PepsiCo revealed that 2020 would be a year in which it pulled back on some of its marketing spend. But its sports drink brand Gatorade has just funnelled big budgets into a start-studded campaign designed to take it through to the second-half of the year.
On an earnings call last week, PepsiCo detailed how in 2019 it has upped marketing spend across its brands to the tune of 12%. This year, however, its chief financial officer said it would be making cuts and investment would go into its “classic brands”.
It had hinted that the likes of Doritos, Cheetos, energy drink Rockstar and Pepsi Zero would be the beneficiaries of continued spend and it seems Gatorade can be added to the list as it launches a major advertising campaign featuring a host of sporting stars.
Serena Williams, Usain Bolt, Michael Jordan and Leo Messi are just some of the big names gracing the international marketing push for the sports drink as it looks to “reinforce the brand and its history” of supporting top athletes.

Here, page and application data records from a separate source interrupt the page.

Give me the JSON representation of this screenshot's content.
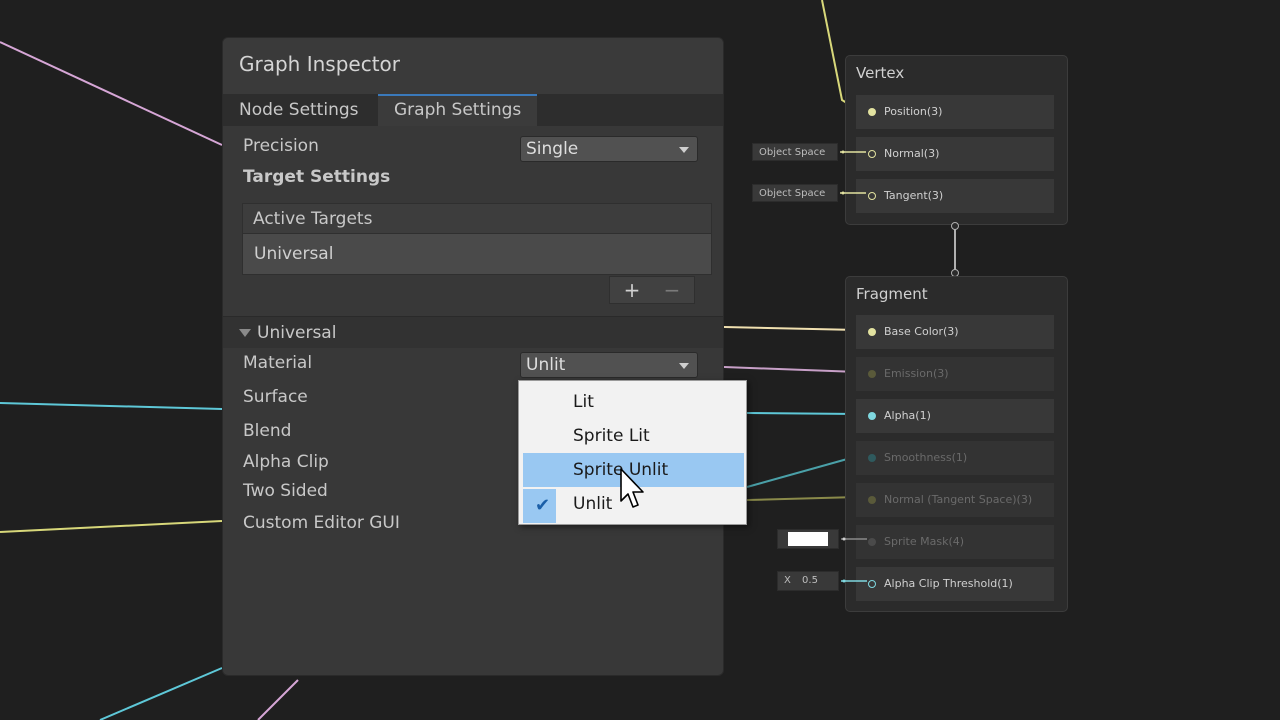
{
  "inspector": {
    "title": "Graph Inspector",
    "tabs": [
      {
        "label": "Node Settings",
        "active": false
      },
      {
        "label": "Graph Settings",
        "active": true
      }
    ],
    "precision": {
      "label": "Precision",
      "value": "Single"
    },
    "target_settings": {
      "heading": "Target Settings",
      "list_header": "Active Targets",
      "items": [
        "Universal"
      ],
      "add_label": "+",
      "remove_label": "−"
    },
    "section": {
      "title": "Universal"
    },
    "material": {
      "label": "Material",
      "value": "Unlit"
    },
    "labels": {
      "surface": "Surface",
      "blend": "Blend",
      "alpha_clip": "Alpha Clip",
      "two_sided": "Two Sided",
      "custom_editor": "Custom Editor GUI"
    }
  },
  "material_menu": {
    "options": [
      {
        "label": "Lit",
        "highlighted": false,
        "checked": false
      },
      {
        "label": "Sprite Lit",
        "highlighted": false,
        "checked": false
      },
      {
        "label": "Sprite Unlit",
        "highlighted": true,
        "checked": false
      },
      {
        "label": "Unlit",
        "highlighted": false,
        "checked": true
      }
    ]
  },
  "vertex_node": {
    "title": "Vertex",
    "slots": [
      "Position(3)",
      "Normal(3)",
      "Tangent(3)"
    ],
    "inline_fields": [
      "Object Space",
      "Object Space"
    ]
  },
  "fragment_node": {
    "title": "Fragment",
    "slots": [
      {
        "label": "Base Color(3)",
        "active": true
      },
      {
        "label": "Emission(3)",
        "active": false
      },
      {
        "label": "Alpha(1)",
        "active": true
      },
      {
        "label": "Smoothness(1)",
        "active": false
      },
      {
        "label": "Normal (Tangent Space)(3)",
        "active": false
      },
      {
        "label": "Sprite Mask(4)",
        "active": false
      },
      {
        "label": "Alpha Clip Threshold(1)",
        "active": true
      }
    ],
    "alpha_clip_input": {
      "axis": "X",
      "value": "0.5"
    }
  },
  "colors": {
    "wire_yellow": "#d8d87a",
    "wire_cyan": "#5ec8d8",
    "wire_pink": "#d6a6d6",
    "highlight": "#99c8f2",
    "tab_accent": "#3a79bb"
  }
}
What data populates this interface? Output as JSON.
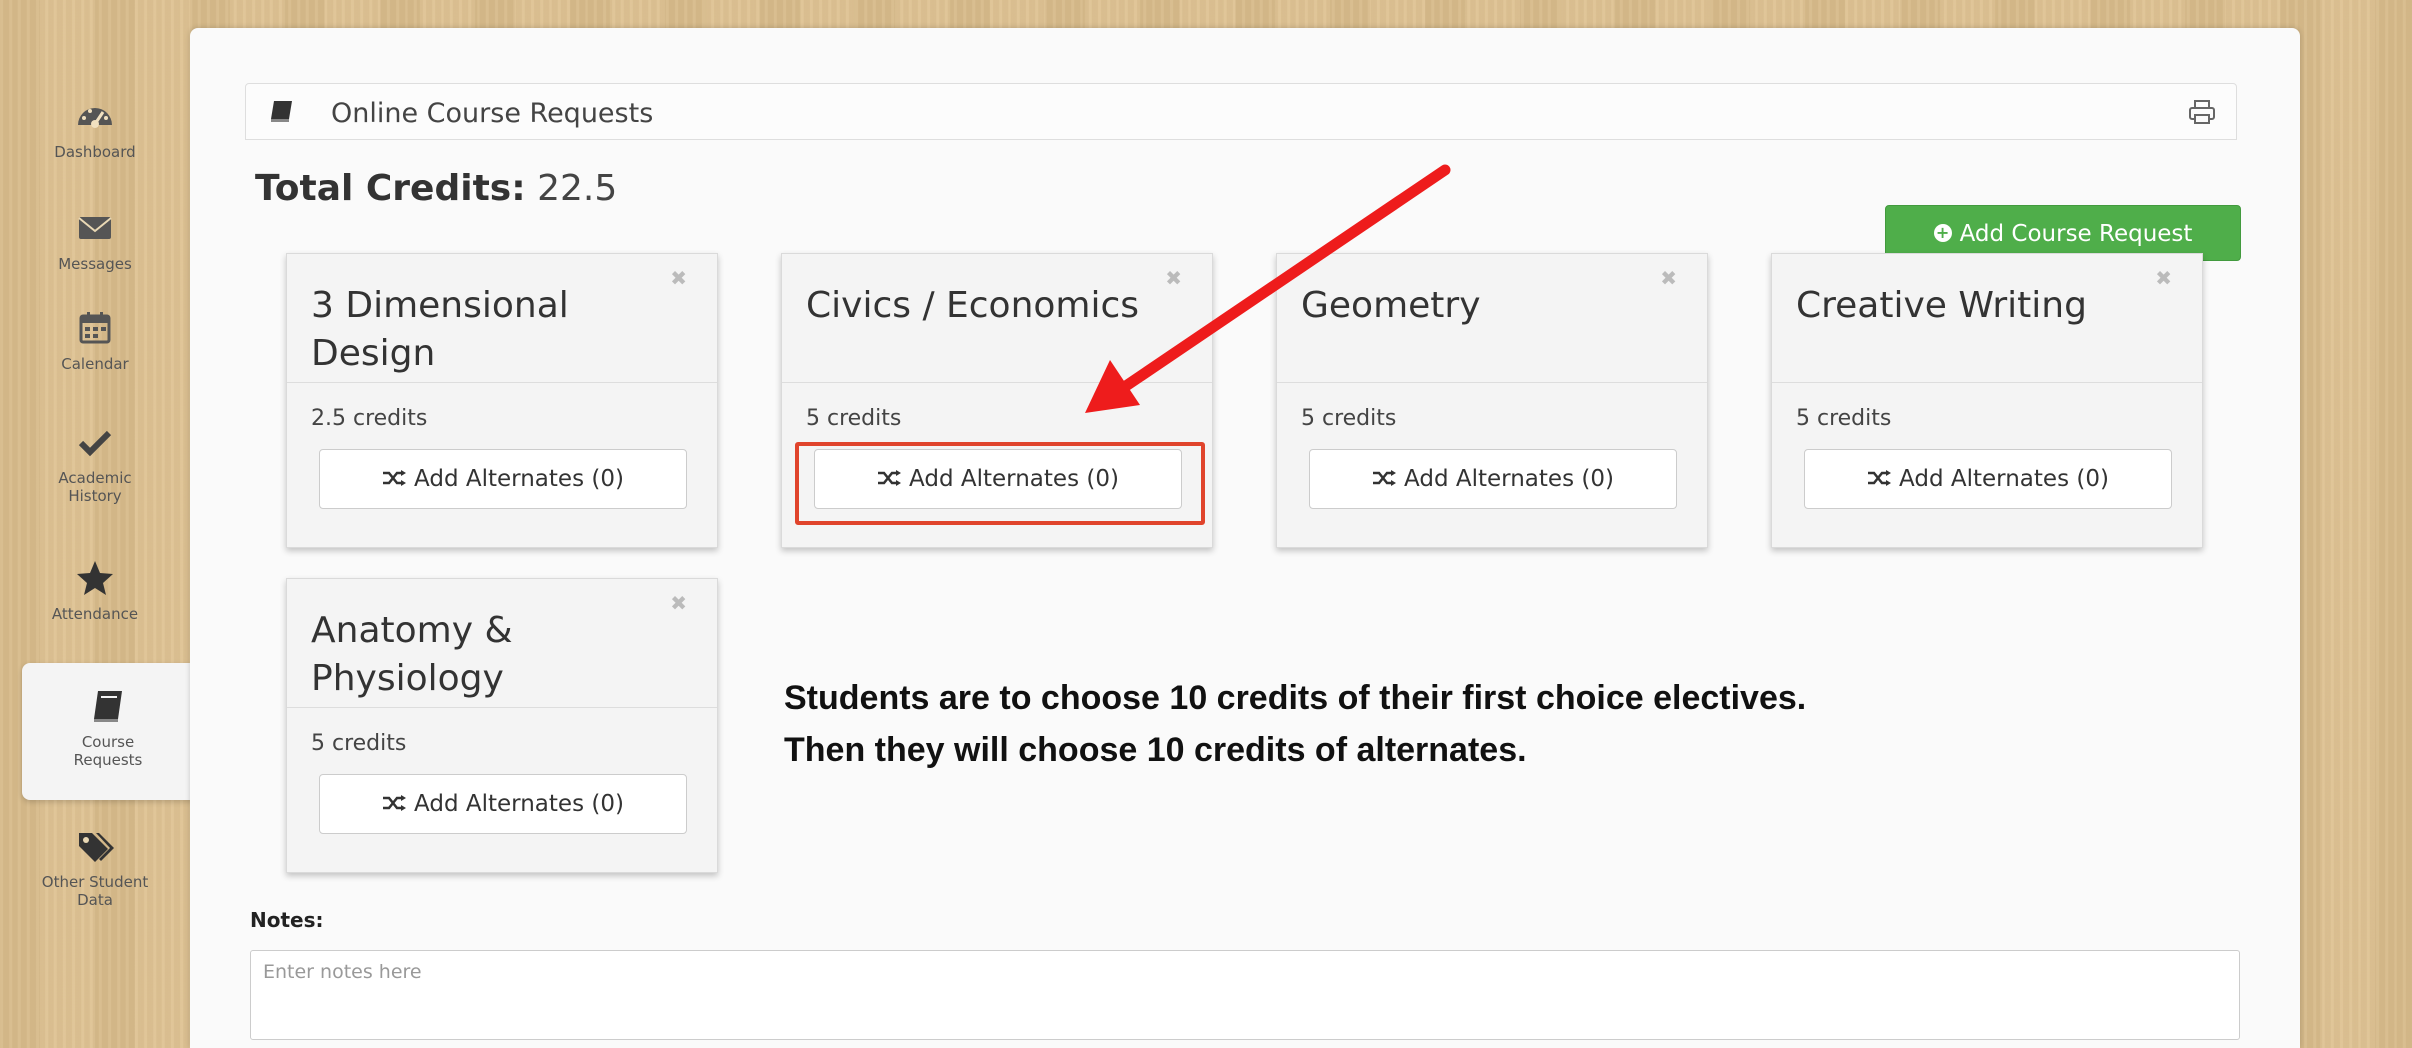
{
  "sidebar": {
    "items": [
      {
        "label": "Dashboard",
        "icon": "dashboard-icon"
      },
      {
        "label": "Messages",
        "icon": "envelope-icon"
      },
      {
        "label": "Calendar",
        "icon": "calendar-icon"
      },
      {
        "label": "Academic History",
        "icon": "checkmark-icon"
      },
      {
        "label": "Attendance",
        "icon": "star-icon"
      },
      {
        "label": "Course Requests",
        "icon": "book-icon",
        "active": true
      },
      {
        "label": "Other Student Data",
        "icon": "tags-icon"
      }
    ]
  },
  "panel": {
    "title": "Online Course Requests",
    "total_label": "Total Credits:",
    "total_value": "22.5",
    "add_button": "Add Course Request"
  },
  "courses": [
    {
      "title": "3 Dimensional Design",
      "credits": "2.5 credits",
      "alternates": "Add Alternates (0)"
    },
    {
      "title": "Civics / Economics",
      "credits": "5 credits",
      "alternates": "Add Alternates (0)",
      "highlighted": true
    },
    {
      "title": "Geometry",
      "credits": "5 credits",
      "alternates": "Add Alternates (0)"
    },
    {
      "title": "Creative Writing",
      "credits": "5 credits",
      "alternates": "Add Alternates (0)"
    },
    {
      "title": "Anatomy & Physiology",
      "credits": "5 credits",
      "alternates": "Add Alternates (0)"
    }
  ],
  "annotation": {
    "line1": "Students are to choose 10 credits of their first choice electives.",
    "line2": "Then they will choose 10 credits of alternates."
  },
  "notes": {
    "label": "Notes:",
    "placeholder": "Enter notes here"
  },
  "colors": {
    "accent_green": "#4fae4a",
    "highlight_red": "#e0442c",
    "arrow_red": "#ee1c1c",
    "wood": "#dcc08f"
  }
}
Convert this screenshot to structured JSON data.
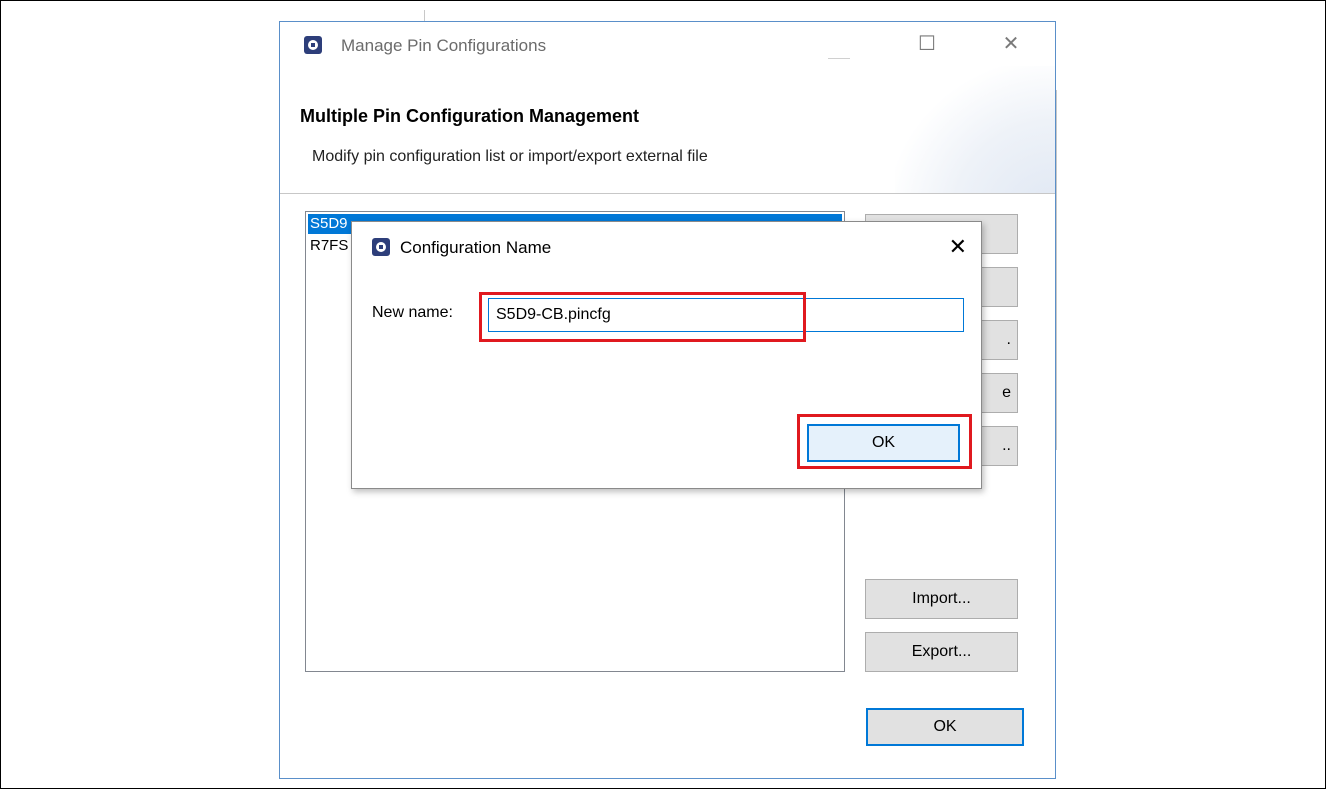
{
  "main_dialog": {
    "title": "Manage Pin Configurations",
    "close_glyph": "✕",
    "maximize_glyph": "☐",
    "banner_title": "Multiple Pin Configuration Management",
    "banner_subtitle": "Modify pin configuration list or import/export external file",
    "list_items": [
      {
        "label": "S5D9",
        "selected": true
      },
      {
        "label": "R7FS",
        "selected": false
      }
    ],
    "side_buttons": [
      "",
      "",
      ".",
      "e",
      "..",
      "Import...",
      "Export..."
    ],
    "ok_label": "OK"
  },
  "sub_dialog": {
    "title": "Configuration Name",
    "close_glyph": "✕",
    "name_label": "New name:",
    "name_value": "S5D9-CB.pincfg",
    "ok_label": "OK"
  },
  "highlight_color": "#e0191f",
  "accent_color": "#0078d7"
}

“What we want to do this year is really come back to the history, the storytelling and the power of the brand,” said Mark Kirkham, vice-president and general manager of sports nutrition and juice, global beverages group, at PepsiCo.
“Over the years we’ve not just fuelled the greats of today but we’re also to helping to fuel the greats of tomorrow. That's really the focus of what we're trying to do with this campaign.
"We want to reinforce that we've always been there as not just a sports drink, but as a brand and as a company to take athletes all the way to professional development. And that's why we’re looking to this campaign as a way of re-establishing some of that credibility as the greatest sports fuel of all time.”
Entitled ‘GOAT Camp’ the marketing push brings the four titans of sport together for the first time in a spot that shows a fictional training camp where athletes are given the chance to learn from the best. The hero creative, from TBWA, shows future GOATs (or Greatest of All Time) being scouted and given a golden ticket that grants them access to the camp.
Kirkham declined to comment on the total spend, but there is a lot riding on this work.
PepsiCo has put more focus on its non-fizzy product lines, like Gatorade, in recent years to combat the decline in soda consumption. In the US sports drink category, Gatorade remains the top brand, holding a massive 72.1% market share of retail sales, according to Euromonitor. Its nearest competitor is Coke’s Powerade which has a 16.1% share.
But Kirkham is mindful of the many emerging brands ready to chip away at that dominance. In 2017 it suffered its first sales drop in the US since 2012 due to the intensifying competition, dropping 0.5% to $5.9bn. To rectify the blip, a big-budget ad push came with the hire of footballers Leo Messi and Gabriel Jesus to talk up the performance benefits.
“There are a lot of beverages out there in a lot of different stages of market development,” he said. This is why it’s focused on talking up its 55-year legacy and its “backed by science” credentials with this new effort.
“We had to go back to our roots and remind consumers of the history and bring it to life, not through ambassadors who you just put in a campaign but four amazing ambassadors who have worked with us for many years and that Gatorade has been with through their journey."
It will roll out across international markets this week - including Latin America which is one of its biggest growth regions - on TV, digital, and in-store.
This campaign will also take it through the crucial summer of sport period. It has historically tied itself to football in previous marketing executions, especially in the past four years after inking a sponsorship deal with the Champions League.
But with the Olympics, Paralympics, Euros and Ryder Cup also airing this year over the next six months the brand has ensured that the campaign can flex to feature more sports.
“We’re scaling the storytelling platform that really brings in all the different sports […] to reinforce that Gatorade has really been helping drive athletic performance and driving people to participate in sport.”